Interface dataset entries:
********

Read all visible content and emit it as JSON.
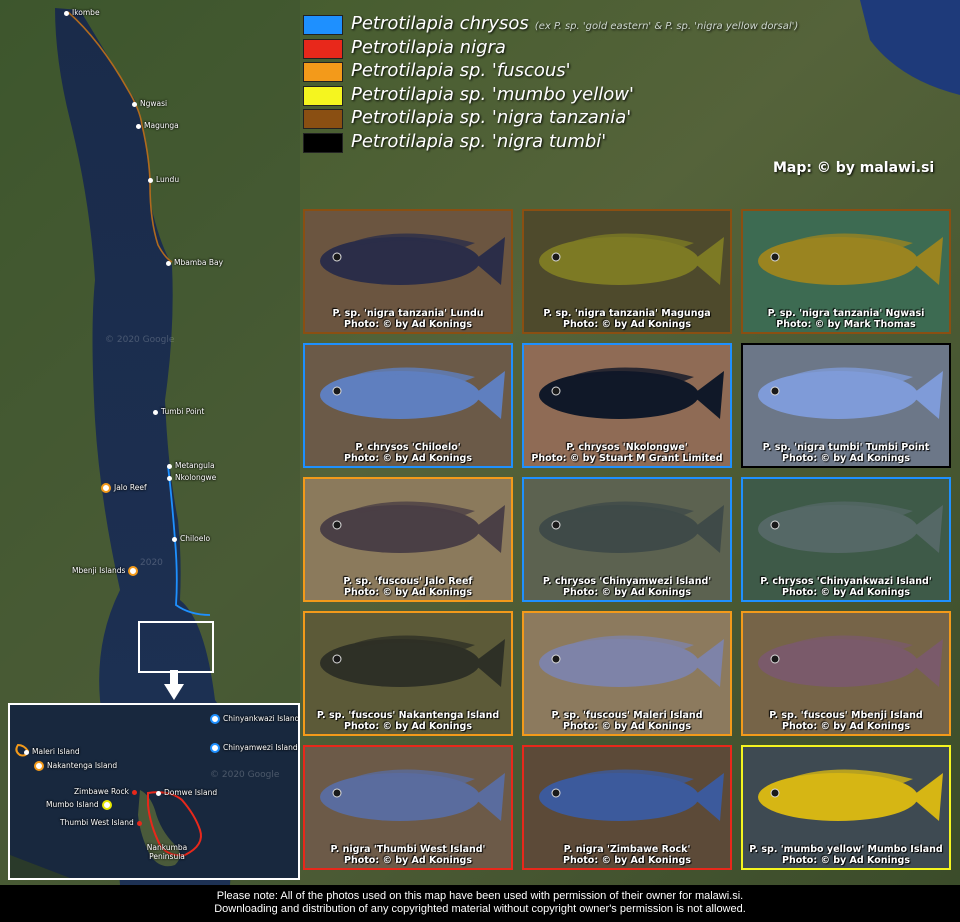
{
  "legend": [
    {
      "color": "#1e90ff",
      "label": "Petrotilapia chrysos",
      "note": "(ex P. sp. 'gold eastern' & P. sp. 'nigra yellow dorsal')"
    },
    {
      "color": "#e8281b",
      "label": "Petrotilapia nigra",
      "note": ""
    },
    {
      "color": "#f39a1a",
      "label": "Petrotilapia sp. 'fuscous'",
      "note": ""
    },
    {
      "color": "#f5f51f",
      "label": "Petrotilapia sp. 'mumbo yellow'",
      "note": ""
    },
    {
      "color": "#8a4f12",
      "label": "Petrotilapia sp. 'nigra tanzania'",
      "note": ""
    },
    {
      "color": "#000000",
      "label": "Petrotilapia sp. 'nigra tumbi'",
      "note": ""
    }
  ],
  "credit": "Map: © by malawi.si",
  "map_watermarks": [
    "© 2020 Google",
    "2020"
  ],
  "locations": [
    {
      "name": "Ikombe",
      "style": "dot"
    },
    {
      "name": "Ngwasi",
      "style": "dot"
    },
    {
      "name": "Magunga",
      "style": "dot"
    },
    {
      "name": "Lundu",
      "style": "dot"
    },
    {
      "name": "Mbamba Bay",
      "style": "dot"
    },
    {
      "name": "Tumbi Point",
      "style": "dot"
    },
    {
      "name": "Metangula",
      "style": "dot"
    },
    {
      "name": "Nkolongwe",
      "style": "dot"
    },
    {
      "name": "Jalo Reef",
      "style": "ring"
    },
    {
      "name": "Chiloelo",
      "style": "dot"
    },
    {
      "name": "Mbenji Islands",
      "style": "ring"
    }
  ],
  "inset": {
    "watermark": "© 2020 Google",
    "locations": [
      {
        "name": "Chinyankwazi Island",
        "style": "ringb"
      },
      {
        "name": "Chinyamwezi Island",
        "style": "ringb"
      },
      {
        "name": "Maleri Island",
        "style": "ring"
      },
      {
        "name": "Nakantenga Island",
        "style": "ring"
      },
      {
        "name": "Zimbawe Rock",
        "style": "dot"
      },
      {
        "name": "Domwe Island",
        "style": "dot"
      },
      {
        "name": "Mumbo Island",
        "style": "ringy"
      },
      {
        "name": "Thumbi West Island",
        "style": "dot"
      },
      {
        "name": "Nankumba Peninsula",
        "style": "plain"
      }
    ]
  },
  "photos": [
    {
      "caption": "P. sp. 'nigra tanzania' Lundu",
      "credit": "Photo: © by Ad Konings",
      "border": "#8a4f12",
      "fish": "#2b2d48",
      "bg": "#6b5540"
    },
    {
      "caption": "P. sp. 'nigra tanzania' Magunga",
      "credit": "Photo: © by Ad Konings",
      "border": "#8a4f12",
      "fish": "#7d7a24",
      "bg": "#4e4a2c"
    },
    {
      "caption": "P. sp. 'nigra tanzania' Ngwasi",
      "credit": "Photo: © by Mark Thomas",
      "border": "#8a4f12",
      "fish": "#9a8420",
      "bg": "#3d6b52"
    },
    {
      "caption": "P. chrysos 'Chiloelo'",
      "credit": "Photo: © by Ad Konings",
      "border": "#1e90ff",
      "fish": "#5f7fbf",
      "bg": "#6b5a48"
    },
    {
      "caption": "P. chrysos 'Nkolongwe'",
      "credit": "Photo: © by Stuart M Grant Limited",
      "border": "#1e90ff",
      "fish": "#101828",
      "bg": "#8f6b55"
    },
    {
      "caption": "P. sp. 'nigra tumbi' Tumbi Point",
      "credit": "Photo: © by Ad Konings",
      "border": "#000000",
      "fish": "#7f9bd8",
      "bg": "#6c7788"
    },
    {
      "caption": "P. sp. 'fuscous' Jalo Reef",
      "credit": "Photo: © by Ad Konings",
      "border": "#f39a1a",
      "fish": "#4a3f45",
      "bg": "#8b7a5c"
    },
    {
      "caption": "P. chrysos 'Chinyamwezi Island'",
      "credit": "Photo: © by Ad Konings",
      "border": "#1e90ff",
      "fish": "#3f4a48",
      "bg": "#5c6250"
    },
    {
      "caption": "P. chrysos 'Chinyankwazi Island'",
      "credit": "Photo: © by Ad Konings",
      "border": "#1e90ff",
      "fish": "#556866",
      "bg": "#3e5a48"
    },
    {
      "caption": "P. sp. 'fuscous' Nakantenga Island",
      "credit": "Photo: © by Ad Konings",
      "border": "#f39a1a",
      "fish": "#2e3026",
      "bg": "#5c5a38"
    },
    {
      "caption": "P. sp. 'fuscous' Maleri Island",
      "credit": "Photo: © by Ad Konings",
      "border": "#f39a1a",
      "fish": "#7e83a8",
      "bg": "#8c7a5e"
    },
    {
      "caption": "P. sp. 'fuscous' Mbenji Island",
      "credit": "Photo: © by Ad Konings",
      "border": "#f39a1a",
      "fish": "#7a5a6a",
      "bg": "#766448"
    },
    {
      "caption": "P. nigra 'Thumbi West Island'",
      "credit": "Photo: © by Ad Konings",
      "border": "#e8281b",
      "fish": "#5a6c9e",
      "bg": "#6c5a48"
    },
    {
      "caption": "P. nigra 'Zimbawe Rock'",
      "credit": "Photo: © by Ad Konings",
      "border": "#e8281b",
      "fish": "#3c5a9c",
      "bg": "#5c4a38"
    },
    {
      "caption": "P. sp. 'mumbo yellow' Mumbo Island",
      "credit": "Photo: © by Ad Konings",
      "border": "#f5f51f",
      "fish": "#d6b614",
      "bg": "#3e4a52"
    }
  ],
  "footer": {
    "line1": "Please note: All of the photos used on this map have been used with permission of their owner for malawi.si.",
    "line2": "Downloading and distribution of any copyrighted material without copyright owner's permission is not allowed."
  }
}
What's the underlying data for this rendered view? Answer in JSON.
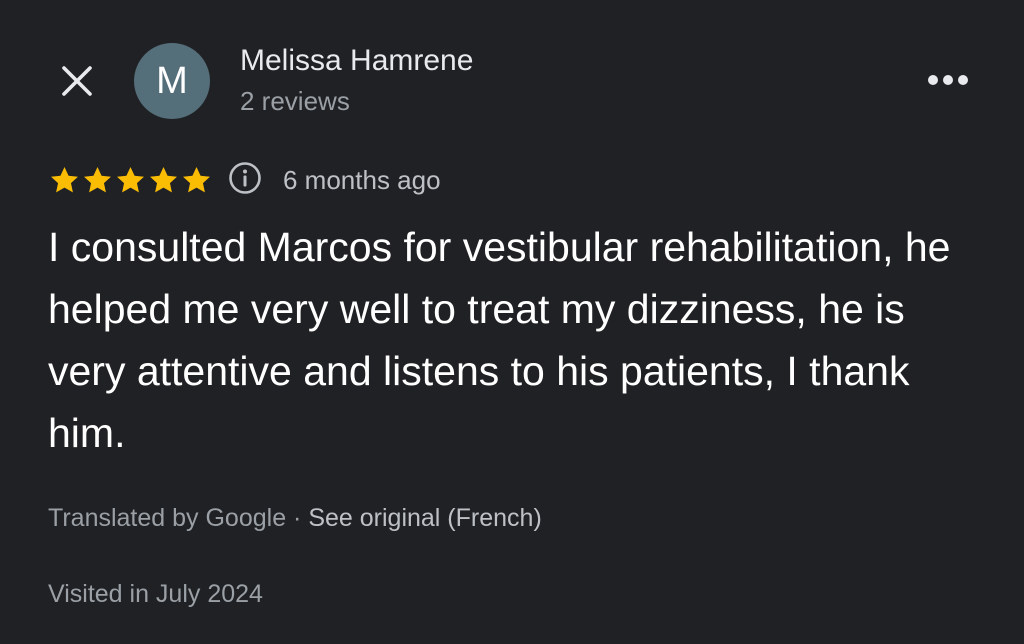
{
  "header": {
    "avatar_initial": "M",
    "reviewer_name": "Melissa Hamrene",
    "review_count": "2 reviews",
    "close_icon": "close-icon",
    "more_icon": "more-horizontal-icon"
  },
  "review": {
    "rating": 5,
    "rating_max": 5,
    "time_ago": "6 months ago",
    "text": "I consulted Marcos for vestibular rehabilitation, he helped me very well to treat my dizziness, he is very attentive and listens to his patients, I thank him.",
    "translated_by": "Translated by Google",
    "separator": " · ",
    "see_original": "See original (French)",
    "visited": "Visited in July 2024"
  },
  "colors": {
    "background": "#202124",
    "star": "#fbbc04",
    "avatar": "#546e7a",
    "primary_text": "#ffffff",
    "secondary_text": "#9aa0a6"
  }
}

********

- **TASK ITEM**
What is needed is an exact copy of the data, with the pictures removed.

- **EXPECTED OUTPUT**
Read all visible content and emit it as JSON.
{
  "legend": [
    {
      "color": "#1e90ff",
      "label": "Petrotilapia chrysos",
      "note": "(ex P. sp. 'gold eastern' & P. sp. 'nigra yellow dorsal')"
    },
    {
      "color": "#e8281b",
      "label": "Petrotilapia nigra",
      "note": ""
    },
    {
      "color": "#f39a1a",
      "label": "Petrotilapia sp. 'fuscous'",
      "note": ""
    },
    {
      "color": "#f5f51f",
      "label": "Petrotilapia sp. 'mumbo yellow'",
      "note": ""
    },
    {
      "color": "#8a4f12",
      "label": "Petrotilapia sp. 'nigra tanzania'",
      "note": ""
    },
    {
      "color": "#000000",
      "label": "Petrotilapia sp. 'nigra tumbi'",
      "note": ""
    }
  ],
  "credit": "Map: © by malawi.si",
  "map_watermarks": [
    "© 2020 Google",
    "2020"
  ],
  "locations": [
    {
      "name": "Ikombe",
      "style": "dot"
    },
    {
      "name": "Ngwasi",
      "style": "dot"
    },
    {
      "name": "Magunga",
      "style": "dot"
    },
    {
      "name": "Lundu",
      "style": "dot"
    },
    {
      "name": "Mbamba Bay",
      "style": "dot"
    },
    {
      "name": "Tumbi Point",
      "style": "dot"
    },
    {
      "name": "Metangula",
      "style": "dot"
    },
    {
      "name": "Nkolongwe",
      "style": "dot"
    },
    {
      "name": "Jalo Reef",
      "style": "ring"
    },
    {
      "name": "Chiloelo",
      "style": "dot"
    },
    {
      "name": "Mbenji Islands",
      "style": "ring"
    }
  ],
  "inset": {
    "watermark": "© 2020 Google",
    "locations": [
      {
        "name": "Chinyankwazi Island",
        "style": "ringb"
      },
      {
        "name": "Chinyamwezi Island",
        "style": "ringb"
      },
      {
        "name": "Maleri Island",
        "style": "ring"
      },
      {
        "name": "Nakantenga Island",
        "style": "ring"
      },
      {
        "name": "Zimbawe Rock",
        "style": "dot"
      },
      {
        "name": "Domwe Island",
        "style": "dot"
      },
      {
        "name": "Mumbo Island",
        "style": "ringy"
      },
      {
        "name": "Thumbi West Island",
        "style": "dot"
      },
      {
        "name": "Nankumba Peninsula",
        "style": "plain"
      }
    ]
  },
  "photos": [
    {
      "caption": "P. sp. 'nigra tanzania' Lundu",
      "credit": "Photo: © by Ad Konings",
      "border": "#8a4f12",
      "fish": "#2b2d48",
      "bg": "#6b5540"
    },
    {
      "caption": "P. sp. 'nigra tanzania' Magunga",
      "credit": "Photo: © by Ad Konings",
      "border": "#8a4f12",
      "fish": "#7d7a24",
      "bg": "#4e4a2c"
    },
    {
      "caption": "P. sp. 'nigra tanzania' Ngwasi",
      "credit": "Photo: © by Mark Thomas",
      "border": "#8a4f12",
      "fish": "#9a8420",
      "bg": "#3d6b52"
    },
    {
      "caption": "P. chrysos 'Chiloelo'",
      "credit": "Photo: © by Ad Konings",
      "border": "#1e90ff",
      "fish": "#5f7fbf",
      "bg": "#6b5a48"
    },
    {
      "caption": "P. chrysos 'Nkolongwe'",
      "credit": "Photo: © by Stuart M Grant Limited",
      "border": "#1e90ff",
      "fish": "#101828",
      "bg": "#8f6b55"
    },
    {
      "caption": "P. sp. 'nigra tumbi' Tumbi Point",
      "credit": "Photo: © by Ad Konings",
      "border": "#000000",
      "fish": "#7f9bd8",
      "bg": "#6c7788"
    },
    {
      "caption": "P. sp. 'fuscous' Jalo Reef",
      "credit": "Photo: © by Ad Konings",
      "border": "#f39a1a",
      "fish": "#4a3f45",
      "bg": "#8b7a5c"
    },
    {
      "caption": "P. chrysos 'Chinyamwezi Island'",
      "credit": "Photo: © by Ad Konings",
      "border": "#1e90ff",
      "fish": "#3f4a48",
      "bg": "#5c6250"
    },
    {
      "caption": "P. chrysos 'Chinyankwazi Island'",
      "credit": "Photo: © by Ad Konings",
      "border": "#1e90ff",
      "fish": "#556866",
      "bg": "#3e5a48"
    },
    {
      "caption": "P. sp. 'fuscous' Nakantenga Island",
      "credit": "Photo: © by Ad Konings",
      "border": "#f39a1a",
      "fish": "#2e3026",
      "bg": "#5c5a38"
    },
    {
      "caption": "P. sp. 'fuscous' Maleri Island",
      "credit": "Photo: © by Ad Konings",
      "border": "#f39a1a",
      "fish": "#7e83a8",
      "bg": "#8c7a5e"
    },
    {
      "caption": "P. sp. 'fuscous' Mbenji Island",
      "credit": "Photo: © by Ad Konings",
      "border": "#f39a1a",
      "fish": "#7a5a6a",
      "bg": "#766448"
    },
    {
      "caption": "P. nigra 'Thumbi West Island'",
      "credit": "Photo: © by Ad Konings",
      "border": "#e8281b",
      "fish": "#5a6c9e",
      "bg": "#6c5a48"
    },
    {
      "caption": "P. nigra 'Zimbawe Rock'",
      "credit": "Photo: © by Ad Konings",
      "border": "#e8281b",
      "fish": "#3c5a9c",
      "bg": "#5c4a38"
    },
    {
      "caption": "P. sp. 'mumbo yellow' Mumbo Island",
      "credit": "Photo: © by Ad Konings",
      "border": "#f5f51f",
      "fish": "#d6b614",
      "bg": "#3e4a52"
    }
  ],
  "footer": {
    "line1": "Please note: All of the photos used on this map have been used with permission of their owner for malawi.si.",
    "line2": "Downloading and distribution of any copyrighted material without copyright owner's permission is not allowed."
  }
}
What's the underlying data for this rendered view? Answer in JSON.
{
  "header": {
    "avatar_initial": "M",
    "reviewer_name": "Melissa Hamrene",
    "review_count": "2 reviews",
    "close_icon": "close-icon",
    "more_icon": "more-horizontal-icon"
  },
  "review": {
    "rating": 5,
    "rating_max": 5,
    "time_ago": "6 months ago",
    "text": "I consulted Marcos for vestibular rehabilitation, he helped me very well to treat my dizziness, he is very attentive and listens to his patients, I thank him.",
    "translated_by": "Translated by Google",
    "separator": " · ",
    "see_original": "See original (French)",
    "visited": "Visited in July 2024"
  },
  "colors": {
    "background": "#202124",
    "star": "#fbbc04",
    "avatar": "#546e7a",
    "primary_text": "#ffffff",
    "secondary_text": "#9aa0a6"
  }
}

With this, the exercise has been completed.